"KAS found another body at 1130G in Sector IV. The body and 2 found earlier were recovered onboard, 1 female and 2 unidentified," Abdul Aziz Jaafar, Malaysia's navy chief, said on Twitter.

Meanwhile, five ships were looking for the plane's data recorders using specialized equipment listening for pings from the flight, which crashed in the Java Sea on Dec. 28 as it traveled from Surabaya, Indonesia, to Singapore — presumably killing all 162 people onboard. Search crews have identified five large objects believed to be from the jet, but the effort to retrieve the items temporarily stalled earlier Sunday when divers had to turn back because of bad visibility, said Bambang Soelistyo, chief of Indonesia's National Search and Rescue Agency.

A pilot in the Singapore air force, which is aiding in the bid to find the wreckage, said Sunday that the unpredictable weather had limited the launch windows for his air crew to conduct the search.

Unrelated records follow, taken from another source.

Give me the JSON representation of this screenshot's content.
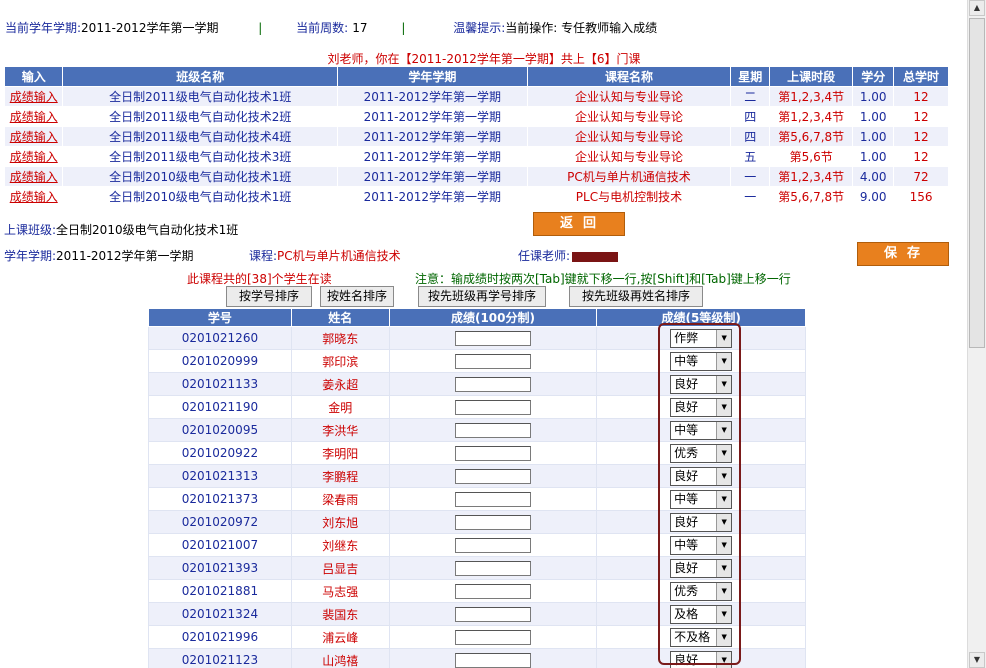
{
  "top": {
    "term_label": "当前学年学期:",
    "term_value": "2011-2012学年第一学期",
    "sep1": "|",
    "week_label": "当前周数:",
    "week_value": "17",
    "sep2": "|",
    "tip_label": "温馨提示:",
    "tip_value": "当前操作: 专任教师输入成绩"
  },
  "intro": "刘老师，你在【2011-2012学年第一学期】共上【6】门课",
  "courses": {
    "headers": [
      "输入",
      "班级名称",
      "学年学期",
      "课程名称",
      "星期",
      "上课时段",
      "学分",
      "总学时"
    ],
    "rows": [
      {
        "link": "成绩输入",
        "class": "全日制2011级电气自动化技术1班",
        "term": "2011-2012学年第一学期",
        "course": "企业认知与专业导论",
        "day": "二",
        "slot": "第1,2,3,4节",
        "credit": "1.00",
        "hours": "12"
      },
      {
        "link": "成绩输入",
        "class": "全日制2011级电气自动化技术2班",
        "term": "2011-2012学年第一学期",
        "course": "企业认知与专业导论",
        "day": "四",
        "slot": "第1,2,3,4节",
        "credit": "1.00",
        "hours": "12"
      },
      {
        "link": "成绩输入",
        "class": "全日制2011级电气自动化技术4班",
        "term": "2011-2012学年第一学期",
        "course": "企业认知与专业导论",
        "day": "四",
        "slot": "第5,6,7,8节",
        "credit": "1.00",
        "hours": "12"
      },
      {
        "link": "成绩输入",
        "class": "全日制2011级电气自动化技术3班",
        "term": "2011-2012学年第一学期",
        "course": "企业认知与专业导论",
        "day": "五",
        "slot": "第5,6节",
        "credit": "1.00",
        "hours": "12"
      },
      {
        "link": "成绩输入",
        "class": "全日制2010级电气自动化技术1班",
        "term": "2011-2012学年第一学期",
        "course": "PC机与单片机通信技术",
        "day": "一",
        "slot": "第1,2,3,4节",
        "credit": "4.00",
        "hours": "72"
      },
      {
        "link": "成绩输入",
        "class": "全日制2010级电气自动化技术1班",
        "term": "2011-2012学年第一学期",
        "course": "PLC与电机控制技术",
        "day": "一",
        "slot": "第5,6,7,8节",
        "credit": "9.00",
        "hours": "156"
      }
    ]
  },
  "back_label": "返回",
  "class_label": "上课班级:",
  "class_value": "全日制2010级电气自动化技术1班",
  "info": {
    "term_label": "学年学期:",
    "term_value": "2011-2012学年第一学期",
    "course_label": "课程:",
    "course_value": "PC机与单片机通信技术",
    "teacher_label": "任课老师:"
  },
  "save_label": "保存",
  "count_text": "此课程共的[38]个学生在读",
  "note_text": "注意：输成绩时按两次[Tab]键就下移一行,按[Shift]和[Tab]键上移一行",
  "sort_buttons": [
    "按学号排序",
    "按姓名排序",
    "按先班级再学号排序",
    "按先班级再姓名排序"
  ],
  "grades": {
    "headers": [
      "学号",
      "姓名",
      "成绩(100分制)",
      "成绩(5等级制)"
    ],
    "rows": [
      {
        "id": "0201021260",
        "name": "郭晓东",
        "score": "",
        "grade": "作弊"
      },
      {
        "id": "0201020999",
        "name": "郭印滨",
        "score": "",
        "grade": "中等"
      },
      {
        "id": "0201021133",
        "name": "姜永超",
        "score": "",
        "grade": "良好"
      },
      {
        "id": "0201021190",
        "name": "金明",
        "score": "",
        "grade": "良好"
      },
      {
        "id": "0201020095",
        "name": "李洪华",
        "score": "",
        "grade": "中等"
      },
      {
        "id": "0201020922",
        "name": "李明阳",
        "score": "",
        "grade": "优秀"
      },
      {
        "id": "0201021313",
        "name": "李鹏程",
        "score": "",
        "grade": "良好"
      },
      {
        "id": "0201021373",
        "name": "梁春雨",
        "score": "",
        "grade": "中等"
      },
      {
        "id": "0201020972",
        "name": "刘东旭",
        "score": "",
        "grade": "良好"
      },
      {
        "id": "0201021007",
        "name": "刘继东",
        "score": "",
        "grade": "中等"
      },
      {
        "id": "0201021393",
        "name": "吕显吉",
        "score": "",
        "grade": "良好"
      },
      {
        "id": "0201021881",
        "name": "马志强",
        "score": "",
        "grade": "优秀"
      },
      {
        "id": "0201021324",
        "name": "裴国东",
        "score": "",
        "grade": "及格"
      },
      {
        "id": "0201021996",
        "name": "浦云峰",
        "score": "",
        "grade": "不及格"
      },
      {
        "id": "0201021123",
        "name": "山鸿禧",
        "score": "",
        "grade": "良好"
      }
    ]
  },
  "colors": {
    "header_bg": "#4a70b8",
    "button_orange": "#e8801e",
    "link_red": "#cc0000",
    "text_blue": "#1a2a9c",
    "note_green": "#006600"
  }
}
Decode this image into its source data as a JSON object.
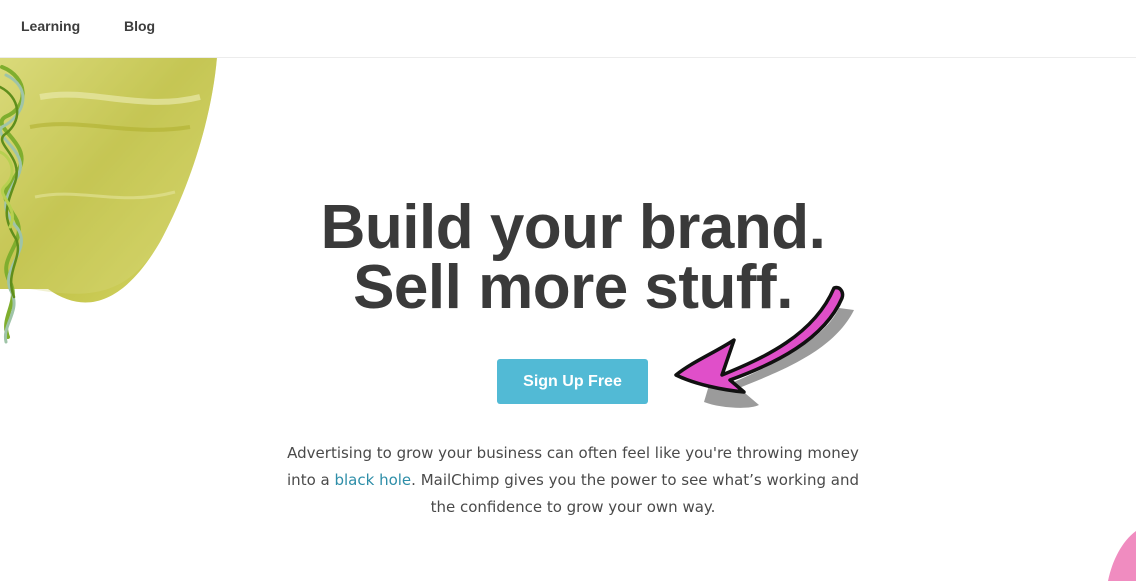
{
  "nav": {
    "items": [
      {
        "label": "Learning"
      },
      {
        "label": "Blog"
      }
    ]
  },
  "hero": {
    "headline_line1": "Build your brand.",
    "headline_line2": "Sell more stuff.",
    "cta_label": "Sign Up Free",
    "body_part1": "Advertising to grow your business can often feel like you're throwing money into a ",
    "body_link": "black hole",
    "body_part2": ". MailChimp gives you the power to see what’s working and the confidence to grow your own way."
  },
  "colors": {
    "cta_background": "#52bad5",
    "link": "#2e8ea8",
    "heading": "#3a3a3a",
    "annotation_arrow": "#e04fc9",
    "art_yellow_green": "#c9cc5a",
    "decor_pink": "#f08cc0"
  },
  "icons": {
    "annotation": "hand-drawn-arrow-icon"
  }
}
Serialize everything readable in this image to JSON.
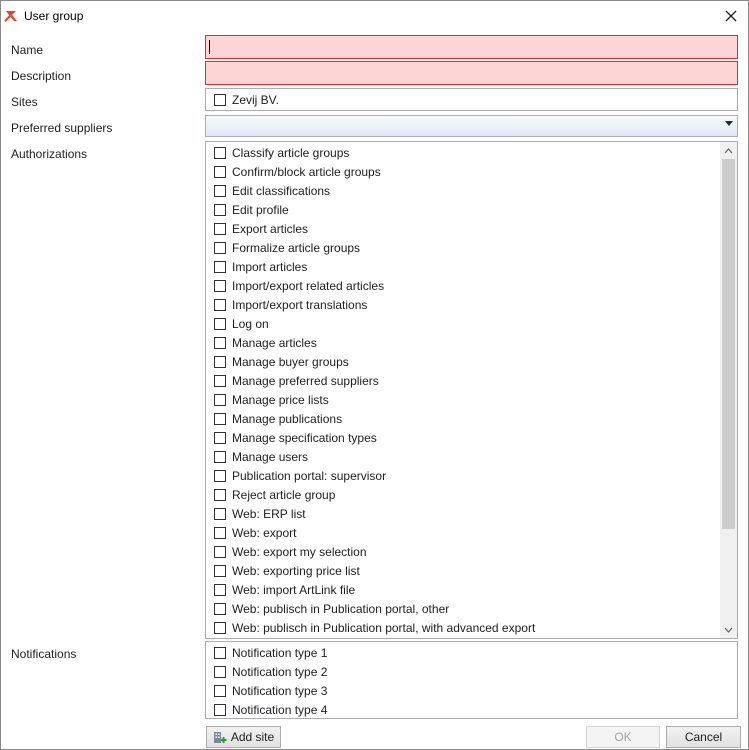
{
  "window": {
    "title": "User group"
  },
  "form": {
    "name_label": "Name",
    "name_value": "",
    "description_label": "Description",
    "description_value": "",
    "sites_label": "Sites",
    "sites": [
      {
        "label": "Zevij BV.",
        "checked": false
      }
    ],
    "preferred_suppliers_label": "Preferred suppliers",
    "preferred_suppliers_value": "",
    "authorizations_label": "Authorizations",
    "authorizations": [
      "Classify article groups",
      "Confirm/block article groups",
      "Edit classifications",
      "Edit profile",
      "Export articles",
      "Formalize article groups",
      "Import articles",
      "Import/export related articles",
      "Import/export translations",
      "Log on",
      "Manage articles",
      "Manage buyer groups",
      "Manage preferred suppliers",
      "Manage price lists",
      "Manage publications",
      "Manage specification types",
      "Manage users",
      "Publication portal: supervisor",
      "Reject article group",
      "Web: ERP list",
      "Web: export",
      "Web: export my selection",
      "Web: exporting price list",
      "Web: import ArtLink file",
      "Web: publisch in Publication portal, other",
      "Web: publisch in Publication portal, with advanced export"
    ],
    "notifications_label": "Notifications",
    "notifications": [
      "Notification type 1",
      "Notification type 2",
      "Notification type 3",
      "Notification type 4"
    ]
  },
  "buttons": {
    "add_site": "Add site",
    "ok": "OK",
    "cancel": "Cancel"
  },
  "icons": {
    "app": "app-logo-icon",
    "close": "close-icon",
    "add_site": "add-site-icon",
    "dropdown": "chevron-down-icon"
  },
  "colors": {
    "invalid_bg": "#fdd5d5",
    "invalid_border": "#d3303a",
    "app_icon": "#e0452b"
  }
}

"We need to respond expeditiously and deploy within a short period of time. The rough open seas also make it slightly more difficult to land" on navy vessels, Capt. Ryan Tan said in a post on Facebook. "But the entire crew is well-trained and some of them also have prior experience from the MI185 incident," a previous plane crash.

Hopes ran high that the black boxes would yield clues as to what downed the plane. A preliminary report from Indonesia's meteorological office said weather was believed to have been the cause of the crash.

Thirty-seven bodies have been recovered from the Java Sea. More than a quarter of the people on the flight were members of Mawar Sharon Church in Indonesia, which mourned their deaths in a tearful service on Sunday.



— Miranda Leitsinger, Katy Tur, Sossy Dombourian and Amalia Ahmed